Is your TV at home a smart TV? If it is, your TV is probably watching you. In this article, we will discuss how your TV files your viewing patterns and silently earn from your behavior.
ACR: Linking you and advertisers
All smart TVs have a feature: automatic content recognition (ACR), which utilizes the few pixels of the content you are viewing and transmits that data back to a gigantic database. This data is used to filter advertisements targeted at you based on your preferences during your TV time or out of your TV time. You might be curious as to how these advertisements make their way into your smart TV and the other smart devices you own. As your smart TV is linked to your home router, it would have the same IP address, which acts as an identifier that can help companies pinpoint your household. The targeted advertisements will be aimed at all the devices within your home network. This means that you can easily find the same advertisement on the TV, on your smartphone and even on your parents’ smartphones.
This feature might sound terrifying since TV came before the Internet, and the masses remember watching TV as a purely unidirectional communication. However, now that your smart TV is also online, they work in the exact same way as when you are online with your smartphones or laptops. This includes being pursued and being fed with advertisements and content that are calculated to appeal to you.
The way your TV compiles your viewing data is done in the same way as the “recommended” content sections of sites such as YouTube or Facebook. As a consumer, who does not want to view more of what they like? Smart TV platforms that adopt ACR give you an enhanced, customizable viewing experience with the data they collect on your viewing patterns to help advertisers find you.
Greater emphasis on transparency when it comes to the gathering of data
Internet regulators have long been troubled with user content and transparency. In 2017, FTC sued the smart TV manufacturer Vizio, for gathering viewing data without the viewer’s permission, and Vizio had to compensate approximately two million. From here on, regulators have kept a sharp eye on smart TV producers. People have begun pressing companies to be more transparent with the type of data they will be gathering in the primary terms of service on the first installation of the TV. However, an unusually high percentage of 90% of Samba-enabled TV consumers agree to have their viewing information collected despite the commotion about it.
Worries about constant surveillance
Even now, the FBI is advising the masses to protect their smart TVs. Laws and regulations of this aspect do not see eye to eye with corporate merciless means.

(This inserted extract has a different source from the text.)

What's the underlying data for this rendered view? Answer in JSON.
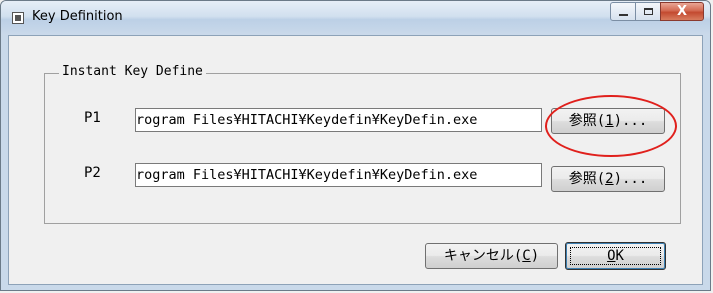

To summarise the implications of the security of TVs, phones and the myriad of other smart (IoT) devices prevalent today, a new Harvard University report describes the future as one that contains plentiful unprotected data, some of which is capable of solving issues posed by communication platforms that forbid the government from accessing data from these platforms. This means that the government will be agreeable with the common data mining business design that many tech firms adopt.
Some smart TVs, like laptops and smartphones, have microphones and cameras (though cameras are rare in the newer versions of TVs). With them, companies, and even hackers, have access to both an audio and visual view of your everyday life through your smart TVs, just like your other smart devices. Worried about what the hackers would do with what they see and hear? There is another party accessing this information and analyzing them. According to Wikileaks-released reports, it seems like not only is your TV accessible to hackers, it is also accessible to the CIA, where they supervise you through the mics or cameras even when the TV seems to be switched off.
How can I make my smart TV secure?
An estimated 114 million smart TVs were sold globally just in 2018. In the US, approximately 45% of homes own at least one smart TV. The proliferation of TVs can be explained by their tracking abilities that reduce prices. As smart TVs and other smart tools become more appealing, it is vital for every user to know how to restrict these invasive collections of data by these smart devices. We have listed some beginner tips that can help you make your smart TV more secure below.
- Be very mindful when you are assembling and installing your TV. Do not nonchalantly say yes to all the terms and conditions listed, so that you will be able to capture the option to opt-out of the data collection. You are fortunate if you are reading this before you set up your new smart TV because producers make it difficult to find the opt-out alternative once you have given authorization at the beginning. Every brand has its own unique way to alter this setting, so you will have to look up information for your own brand.
- You can easily choose not to put your smart TV online. For example, you can install your preferred streaming service on your laptop and enjoy it on TV by linking your laptop to the TV’s HDMI port. You would have restricted the degree of tracking, though it is still happening within the streaming service you are running on.
- If you want to keep your TV connected to the Internet, setting up a VPN may help. By securing your home router with a VPN, you would have encrypted and protected your connection in the network, protecting yourself from hackers.
Although our smart gadgets have gotten really intelligent, we can be “smarter” in terms of how we utilize them. When installing a new smart device in the future, be sure to factor in its capabilities and understand the steps you can take to guard your privacy. You can be in charge of what information you are comfortable sharing with others. One such way is by using a Virtual Private Network, or VPN for short. If you would like to find out more, you can take a look at This VPN comparison at vpnmash.com